How to Repair an Etched Windshieldby Ray Padgett
Longtime car owners know that no matter how careful you are, sooner or later your windshield will get etched. Flying sand or pebbles can etch small grooves or nicks. Bad wipers used often enough can etch sweeping patterns. Some vandal could even do it intentionally, scratching the glass with a key just as they might the paint. However it got etched, you may be able to repair the problem yourself.
Clean the glass with water and a soft cloth. If is particularly dirty, use a glass cleaner (like Windex).
Stir together a one:one:one mixture of jeweler's rouge, glycerin, and water. Two tablespoons of each should be sufficient.
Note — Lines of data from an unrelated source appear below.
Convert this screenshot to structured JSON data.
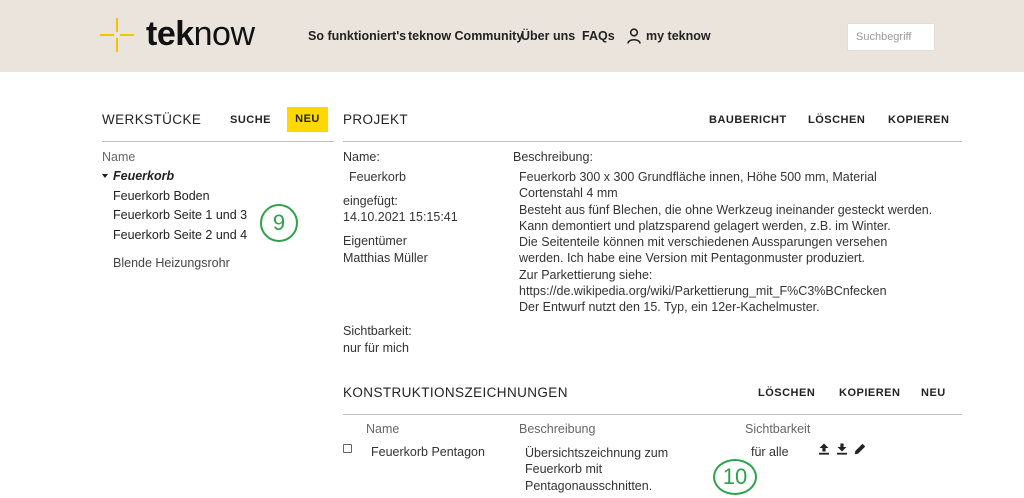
{
  "header": {
    "brand_bold": "tek",
    "brand_light": "now",
    "nav": {
      "how": "So funktioniert's",
      "community": "teknow Community",
      "about": "Über uns",
      "faqs": "FAQs",
      "my": "my teknow"
    },
    "search_placeholder": "Suchbegriff"
  },
  "werkstuecke": {
    "title": "WERKSTÜCKE",
    "search_label": "SUCHE",
    "new_label": "NEU",
    "column_name": "Name",
    "root_item": "Feuerkorb",
    "children": [
      "Feuerkorb Boden",
      "Feuerkorb Seite 1 und 3",
      "Feuerkorb Seite 2 und 4"
    ],
    "other_item": "Blende Heizungsrohr"
  },
  "projekt": {
    "title": "PROJEKT",
    "actions": {
      "report": "BAUBERICHT",
      "delete": "LÖSCHEN",
      "copy": "KOPIEREN"
    },
    "name_label": "Name:",
    "name_value": "Feuerkorb",
    "inserted_label": "eingefügt:",
    "inserted_value": "14.10.2021 15:15:41",
    "owner_label": "Eigentümer",
    "owner_value": "Matthias Müller",
    "visibility_label": "Sichtbarkeit:",
    "visibility_value": "nur für mich",
    "description_label": "Beschreibung:",
    "description_lines": [
      "Feuerkorb 300 x 300 Grundfläche innen, Höhe 500 mm, Material",
      "Cortenstahl 4 mm",
      "Besteht aus fünf Blechen, die ohne Werkzeug ineinander gesteckt werden.",
      "Kann demontiert und platzsparend gelagert werden, z.B. im Winter.",
      "Die Seitenteile können mit verschiedenen Aussparungen versehen",
      "werden. Ich habe eine Version mit Pentagonmuster produziert.",
      "Zur Parkettierung siehe:",
      "https://de.wikipedia.org/wiki/Parkettierung_mit_F%C3%BCnfecken",
      "Der Entwurf nutzt den 15. Typ, ein 12er-Kachelmuster."
    ]
  },
  "konstruktion": {
    "title": "KONSTRUKTIONSZEICHNUNGEN",
    "actions": {
      "delete": "LÖSCHEN",
      "copy": "KOPIEREN",
      "new": "NEU"
    },
    "columns": {
      "name": "Name",
      "description": "Beschreibung",
      "visibility": "Sichtbarkeit"
    },
    "rows": [
      {
        "name": "Feuerkorb Pentagon",
        "description_lines": [
          "Übersichtszeichnung zum",
          "Feuerkorb mit",
          "Pentagonausschnitten."
        ],
        "visibility": "für alle",
        "icons": [
          "upload-icon",
          "download-icon",
          "edit-pencil-icon"
        ]
      }
    ]
  },
  "annotations": {
    "badge_left": "9",
    "badge_right": "10",
    "color": "#2ca24a"
  },
  "colors": {
    "header_bg": "#ebe4dc",
    "accent_yellow": "#ffd800",
    "logo_yellow": "#f5c400"
  }
}
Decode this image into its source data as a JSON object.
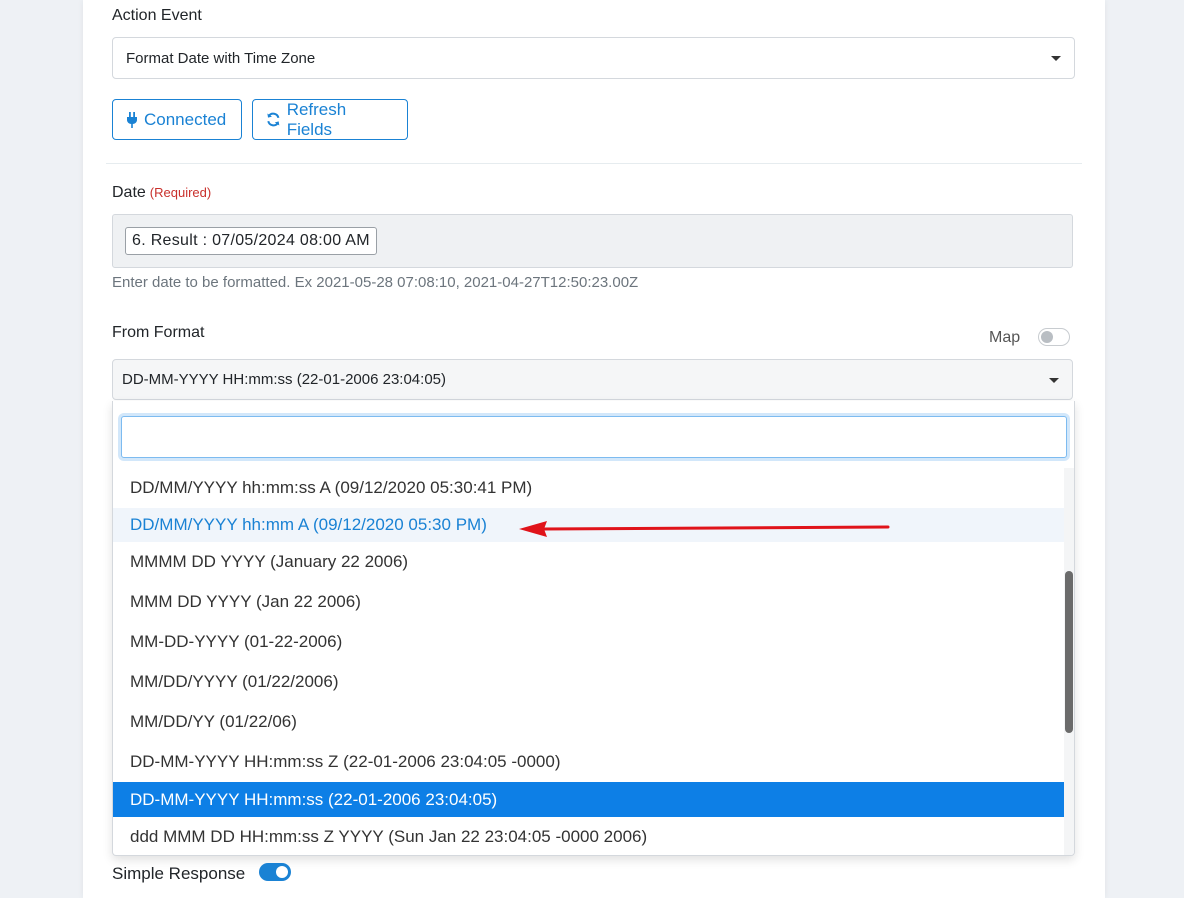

Rub that mixture over the etching mark with a soft cloth. Be sure it fills the etching, but do not push too hard or you might make the problem worse.
Let it sit at least 30 seconds.
Wipe the glass gently with a glass cleaner and a soft cloth. Do not press too deeply or rub too hard; the goal is the leave the solution nestled in the etching and remove the rest.
Repeat one or two more times as needed. If after three rounds you still have the mark, it is deep enough that you will need to take the car in.
- As you might guess from the name, jeweler's rouge is a substance used to clean jewelry. You can buy it from a jeweler or online.
- Glycerin is a moisturizing agent included in many soaps. You can buy it in most drug stores.
Things You'll Need
- Jeweler's rouge
- Mixing bowl or bucket
- Soft cloth
- Glass cleaner
Based in New York City, Ray Padgett has been writing about music and technology since his 2009 graduation from Dartmouth College. He has a degree in religion, with a minor in English. He has been published in SPIN.com and in "The Celebrity Café," "The Noise" and an upcoming Bob Dylan anthology.